20150208222602 cdent  

The PurpleUniverse is a term to cover a suite of services that provide granular addressability and transclusion of content within a domain. At various times these services have been implemented in different ways with different languages and forms. They all share some general concepts described below. In a real implementation it is often easier for some of the conceptual areas to be merged into one tool.


The source of the numbers (usually called nid) themselves. In early implementations this was implemented as an incremented base 36 number. The numbers are unique across the domain of use. Because of this some consideration was given to using UUIDs but in practice the numbers are spoken, typed and cut and pasted, so this doesn't work out well.

node index

An index that associated a nid with the URL of the document where it can currently be found. This is updated when nid is first given to a document or when a node moves between documents. In most implementations a nid is always associated with the most recent revision of a document, not some moment in the past. This is intentional as it helps to keep dialog moving forward.

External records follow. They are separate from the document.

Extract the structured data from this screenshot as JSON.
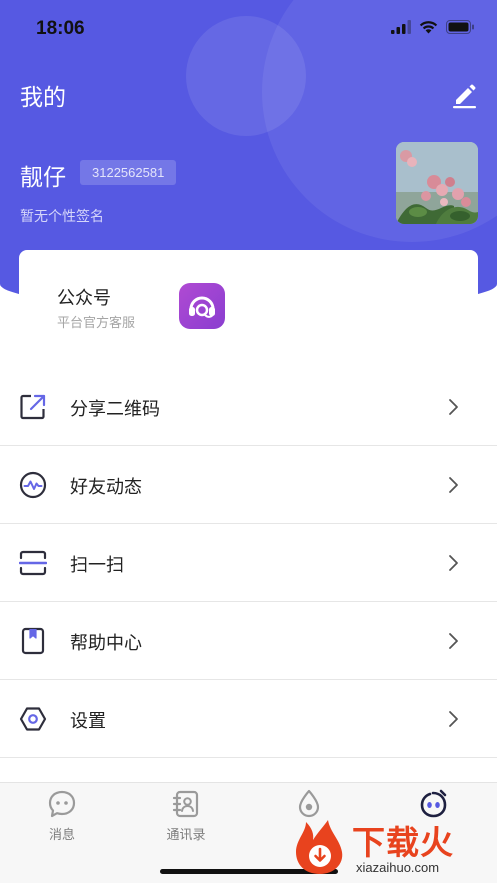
{
  "status_bar": {
    "time": "18:06"
  },
  "header": {
    "title": "我的",
    "username": "靓仔",
    "user_id": "3122562581",
    "signature": "暂无个性签名",
    "background_color": "#5659e2"
  },
  "official_account": {
    "title": "公众号",
    "subtitle": "平台官方客服",
    "icon": "headset-icon",
    "icon_color": "#a144d2"
  },
  "menu": {
    "items": [
      {
        "label": "分享二维码",
        "icon": "share-icon"
      },
      {
        "label": "好友动态",
        "icon": "activity-icon"
      },
      {
        "label": "扫一扫",
        "icon": "scan-icon"
      },
      {
        "label": "帮助中心",
        "icon": "book-icon"
      },
      {
        "label": "设置",
        "icon": "settings-icon"
      }
    ]
  },
  "tabbar": {
    "tabs": [
      {
        "label": "消息",
        "icon": "chat-icon"
      },
      {
        "label": "通讯录",
        "icon": "contacts-icon"
      },
      {
        "label": "",
        "icon": "drop-icon"
      },
      {
        "label": "",
        "icon": "profile-face-icon",
        "active": true
      }
    ]
  },
  "watermark": {
    "brand": "下载火",
    "url": "xiazaihuo.com",
    "color": "#e8431e"
  }
}
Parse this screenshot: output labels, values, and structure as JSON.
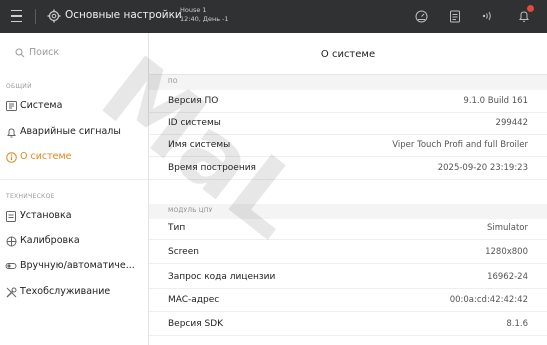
{
  "topbar": {
    "title": "Основные настройки",
    "house_name": "House 1",
    "house_sub": "12:40, День -1"
  },
  "sidebar": {
    "search_placeholder": "Поиск",
    "section_general": "ОБЩИЙ",
    "section_technical": "ТЕХНИЧЕСКОЕ",
    "general_items": [
      {
        "label": "Система",
        "icon": "system-icon"
      },
      {
        "label": "Аварийные сигналы",
        "icon": "alarm-icon"
      },
      {
        "label": "О системе",
        "icon": "info-icon"
      }
    ],
    "technical_items": [
      {
        "label": "Установка",
        "icon": "install-icon"
      },
      {
        "label": "Калибровка",
        "icon": "calibration-icon"
      },
      {
        "label": "Вручную/автоматиче...",
        "icon": "manual-auto-icon"
      },
      {
        "label": "Техобслуживание",
        "icon": "maintenance-icon"
      }
    ]
  },
  "main": {
    "title": "О системе",
    "group_software": "ПО",
    "group_cpu": "МОДУЛЬ ЦПУ",
    "software_rows": [
      {
        "label": "Версия ПО",
        "value": "9.1.0 Build 161"
      },
      {
        "label": "ID системы",
        "value": "299442"
      },
      {
        "label": "Имя системы",
        "value": "Viper Touch Profi and full Broiler"
      },
      {
        "label": "Время построения",
        "value": "2025-09-20 23:19:23"
      }
    ],
    "cpu_rows": [
      {
        "label": "Тип",
        "value": "Simulator"
      },
      {
        "label": "Screen",
        "value": "1280x800"
      },
      {
        "label": "Запрос кода лицензии",
        "value": "16962-24"
      },
      {
        "label": "MAC-адрес",
        "value": "00:0a:cd:42:42:42"
      },
      {
        "label": "Версия SDK",
        "value": "8.1.6"
      }
    ]
  },
  "colors": {
    "topbar": "#2f3133",
    "accent": "#e0851d",
    "badge": "#e24a3b"
  },
  "watermark": "MaL"
}
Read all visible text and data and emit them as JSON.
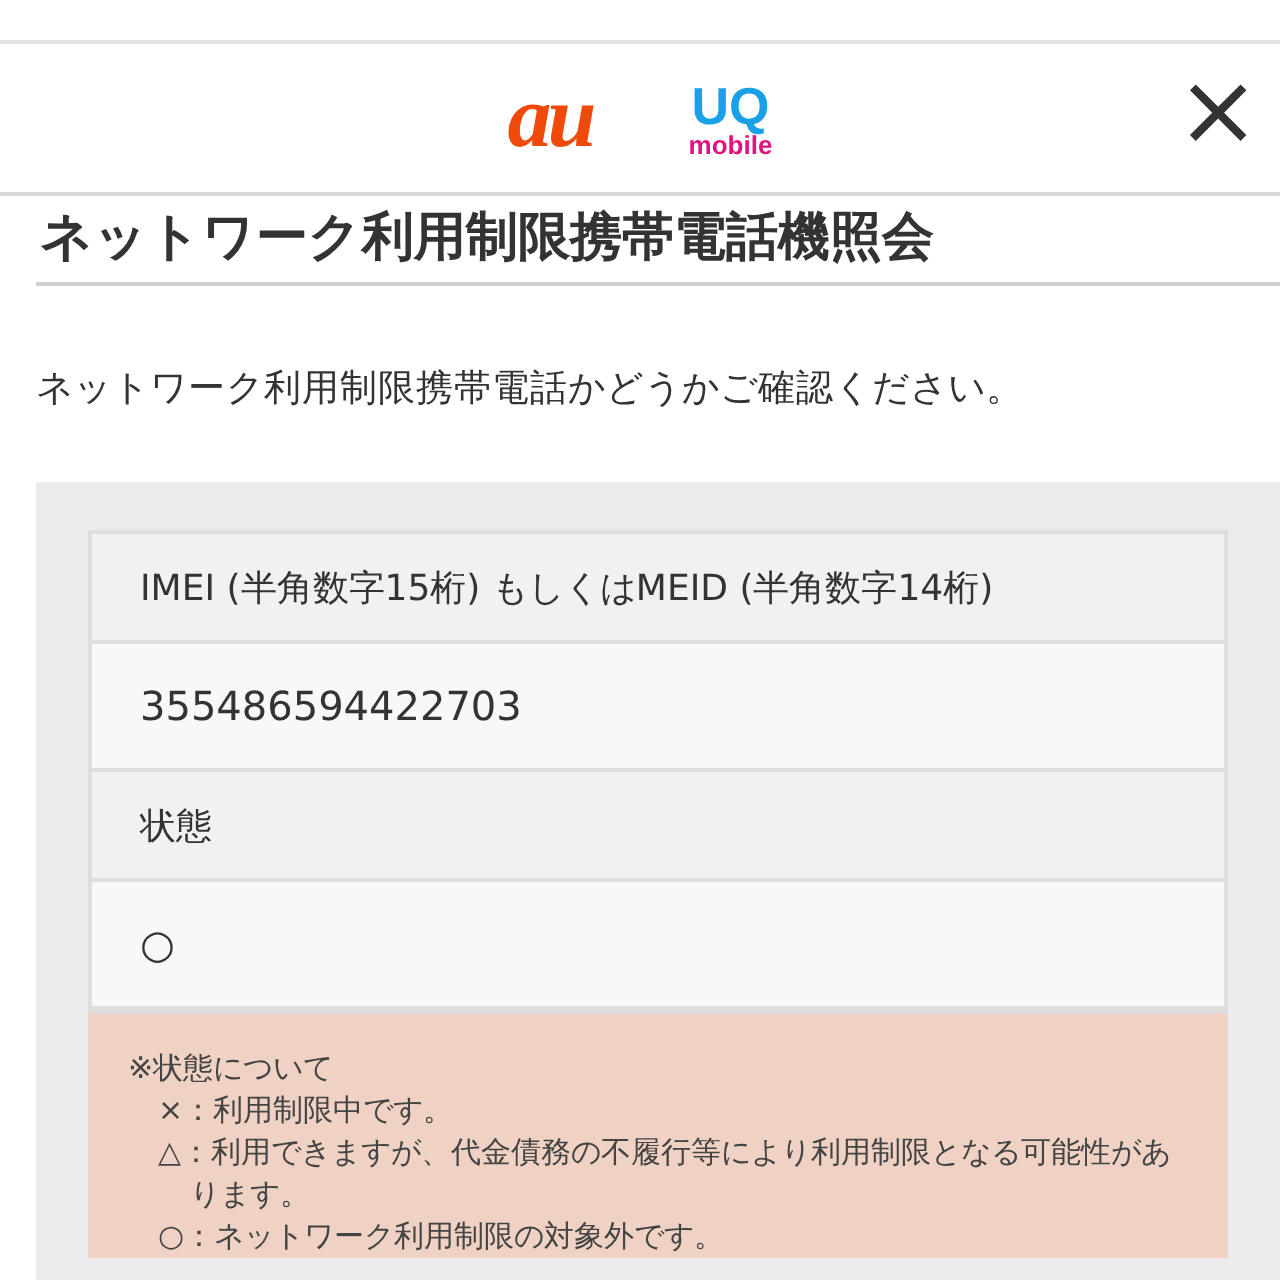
{
  "header": {
    "logo_au": "au",
    "logo_uq": "UQ",
    "logo_uq_sub": "mobile",
    "close": "×"
  },
  "title": "ネットワーク利用制限携帯電話機照会",
  "intro": "ネットワーク利用制限携帯電話かどうかご確認ください。",
  "result_table": [
    {
      "kind": "label",
      "text": "IMEI (半角数字15桁) もしくはMEID (半角数字14桁)"
    },
    {
      "kind": "value",
      "text": "355486594422703"
    },
    {
      "kind": "label",
      "text": "状態"
    },
    {
      "kind": "value",
      "text": "○"
    }
  ],
  "note": {
    "heading": "※状態について",
    "items": [
      "×：利用制限中です。",
      "△：利用できますが、代金債務の不履行等により利用制限となる可能性があります。",
      "○：ネットワーク利用制限の対象外です。"
    ]
  }
}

There have been experiments with revisioned nids and documents but they have not led to the kind of collaboration that the purple universe is trying to drive.

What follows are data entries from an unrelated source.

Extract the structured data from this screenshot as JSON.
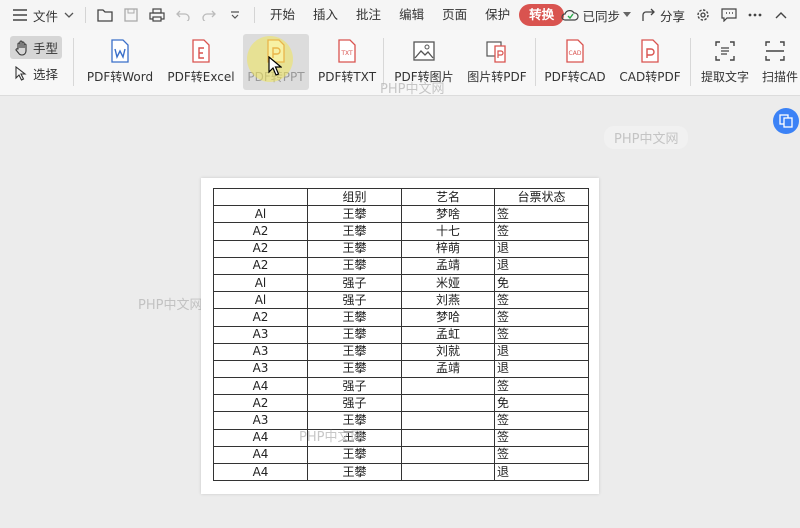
{
  "menu": {
    "file_label": "文件",
    "tabs": [
      "开始",
      "插入",
      "批注",
      "编辑",
      "页面",
      "保护",
      "转换"
    ],
    "active_tab": "转换",
    "sync_label": "已同步",
    "share_label": "分享"
  },
  "ribbon": {
    "hand_label": "手型",
    "select_label": "选择",
    "buttons": [
      "PDF转Word",
      "PDF转Excel",
      "PDF转PPT",
      "PDF转TXT",
      "PDF转图片",
      "图片转PDF",
      "PDF转CAD",
      "CAD转PDF",
      "提取文字",
      "扫描件"
    ]
  },
  "watermarks": [
    "PHP中文网",
    "PHP中文网",
    "PHP中文网",
    "PHP中文网",
    "php.cn"
  ],
  "table": {
    "headers": [
      "",
      "组别",
      "艺名",
      "台票状态"
    ],
    "rows": [
      [
        "Al",
        "王攀",
        "梦啥",
        "签"
      ],
      [
        "A2",
        "王攀",
        "十七",
        "签"
      ],
      [
        "A2",
        "王攀",
        "梓萌",
        "退"
      ],
      [
        "A2",
        "王攀",
        "孟靖",
        "退"
      ],
      [
        "Al",
        "强子",
        "米娅",
        "免"
      ],
      [
        "Al",
        "强子",
        "刘燕",
        "签"
      ],
      [
        "A2",
        "王攀",
        "梦哈",
        "签"
      ],
      [
        "A3",
        "王攀",
        "孟虹",
        "签"
      ],
      [
        "A3",
        "王攀",
        "刘就",
        "退"
      ],
      [
        "A3",
        "王攀",
        "孟靖",
        "退"
      ],
      [
        "A4",
        "强子",
        "",
        "签"
      ],
      [
        "A2",
        "强子",
        "",
        "免"
      ],
      [
        "A3",
        "王攀",
        "",
        "签"
      ],
      [
        "A4",
        "王攀",
        "",
        "签"
      ],
      [
        "A4",
        "王攀",
        "",
        "签"
      ],
      [
        "A4",
        "王攀",
        "",
        "退"
      ]
    ]
  }
}
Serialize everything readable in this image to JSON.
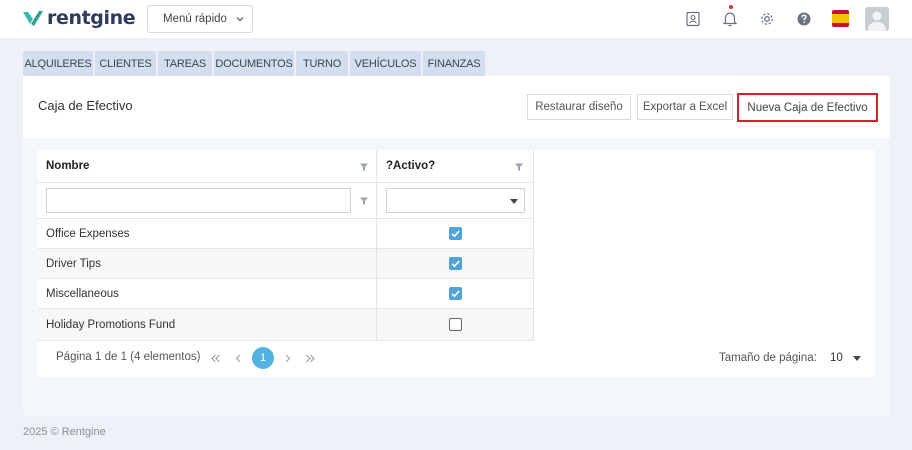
{
  "app": {
    "logo_text": "rentgine",
    "brand_color": "#3cb7b0"
  },
  "header": {
    "quick_menu_label": "Menú rápido",
    "icons": [
      "contacts-icon",
      "bell-icon",
      "gear-icon",
      "help-icon",
      "spain-flag-icon",
      "user-avatar-icon"
    ]
  },
  "tabs": [
    {
      "label": "ALQUILERES"
    },
    {
      "label": "CLIENTES"
    },
    {
      "label": "TAREAS"
    },
    {
      "label": "DOCUMENTOS"
    },
    {
      "label": "TURNO"
    },
    {
      "label": "VEHÍCULOS"
    },
    {
      "label": "FINANZAS"
    }
  ],
  "page": {
    "title": "Caja de Efectivo",
    "buttons": {
      "restore": "Restaurar diseño",
      "export": "Exportar a Excel",
      "new": "Nueva Caja de Efectivo"
    }
  },
  "grid": {
    "columns": {
      "name": "Nombre",
      "active": "?Activo?"
    },
    "filter": {
      "name_value": "",
      "active_value": ""
    },
    "rows": [
      {
        "name": "Office Expenses",
        "active": true
      },
      {
        "name": "Driver Tips",
        "active": true
      },
      {
        "name": "Miscellaneous",
        "active": true
      },
      {
        "name": "Holiday Promotions Fund",
        "active": false
      }
    ],
    "pager": {
      "info": "Página 1 de 1 (4 elementos)",
      "current_page": "1",
      "page_size_label": "Tamaño de página:",
      "page_size_value": "10"
    }
  },
  "footer": {
    "text": "2025 © Rentgine"
  },
  "colors": {
    "accent_red": "#d2232a",
    "checkbox_blue": "#4fa3d9",
    "pager_blue": "#52b3e3",
    "tab_bg": "#d3dff0"
  }
}
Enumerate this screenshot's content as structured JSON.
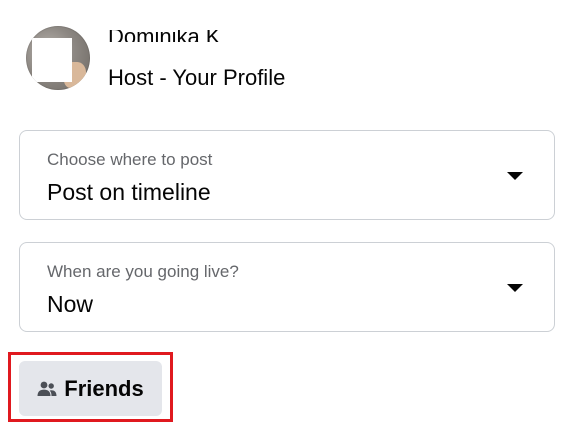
{
  "host": {
    "name": "Dominika K",
    "subtitle": "Host - Your Profile"
  },
  "post_location": {
    "label": "Choose where to post",
    "value": "Post on timeline"
  },
  "schedule": {
    "label": "When are you going live?",
    "value": "Now"
  },
  "audience": {
    "label": "Friends",
    "icon": "friends-icon"
  },
  "colors": {
    "highlight": "#e0191f",
    "button_bg": "#e4e6eb",
    "border": "#ccd0d5",
    "secondary_text": "#65676b"
  }
}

document container

A web-addressable repository of documents that are included in the domain managed by the sequence. In the past this has been wikis, mailing list archives, semi-static documents and mailing list archives. In theory this can be anything on the web.

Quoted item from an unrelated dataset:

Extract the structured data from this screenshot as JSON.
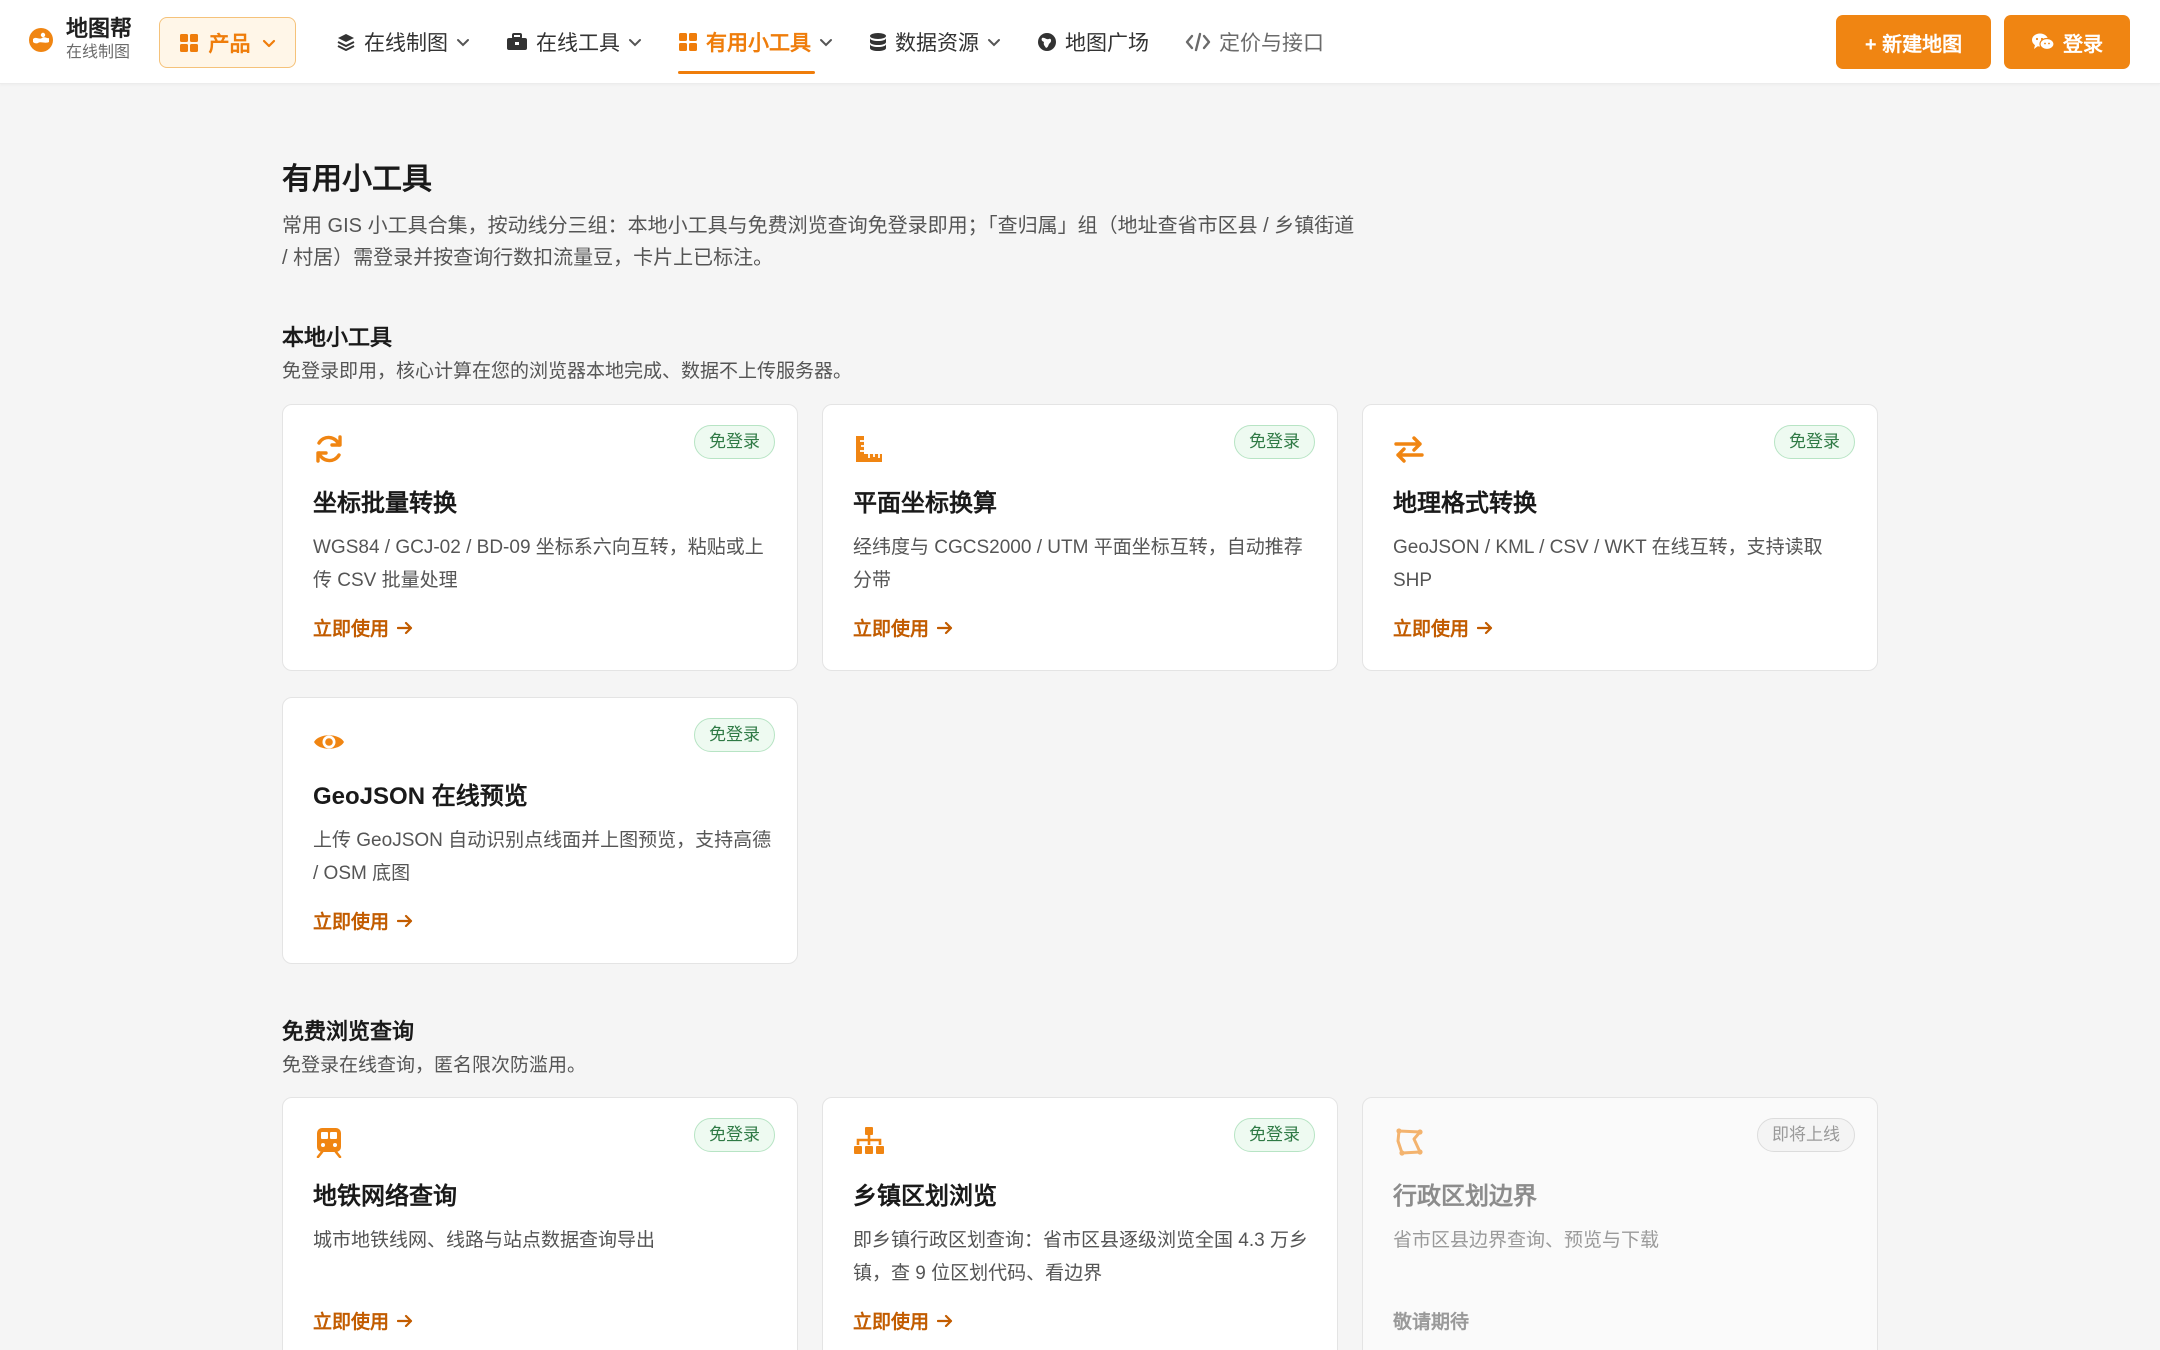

A parser or other tool that ensures that a document entering or changing in the document containers is given a nid or nids. The processor gets nids from the sequence, associates urls in the index, and stores the nids with the document so the presenter (below) can display them in the appropriate place.

In some instances this is relatively simple: An IRC bot gets a line of chat, gets a nid, appends it to the line in some fashion, stores it in the log.

In other instances it can be quite complex: a wiki page needs to be parsed for structure, and nids associated with each block item. Those nids then need to be saved with the document. In the past this has been done by putting the nids directly in the document. For people comfortable with inline markup this is no big deal. For others it is a huge deal.


A suite of services that take documents with embedded or associated nids and shows those nids in a way that ensures they can be used for granular addressability (anchored links) and transclusion (copy the nid somewhere else). How this is done is entirely dependent on the type of document.


A service that when presented with a request to transclude a nid can return the content at that node. This is a two step process: the URL associated with the nid is looked up, that URL (and the nid) are used to inspect the document and parse out the relevant content.

A transcluder is usually used either in concert with a presentor (it resolves transclusion markup when creating a representation) or a live tool, such as an IRC bot.

There are various ways to hack some optimizations into these processes. Originally the way to resolve a transclusion was to parse the HTML document created by a presentor. Behind the scenes this meant making a request, parsing the returned DOM, extracting the content. This is useful because it is the most general solution: if a page has purple numbers marked up in the usual way you can extract the associated block of text.

However because the processor controls the parsing of nids and the saving of URLs to the index, it is possible to save a URL which is a service which provides the content pre-extracted. For something like wiki content this can be very useful: it can return the wikitext rather than the HTML.

There are lots of options.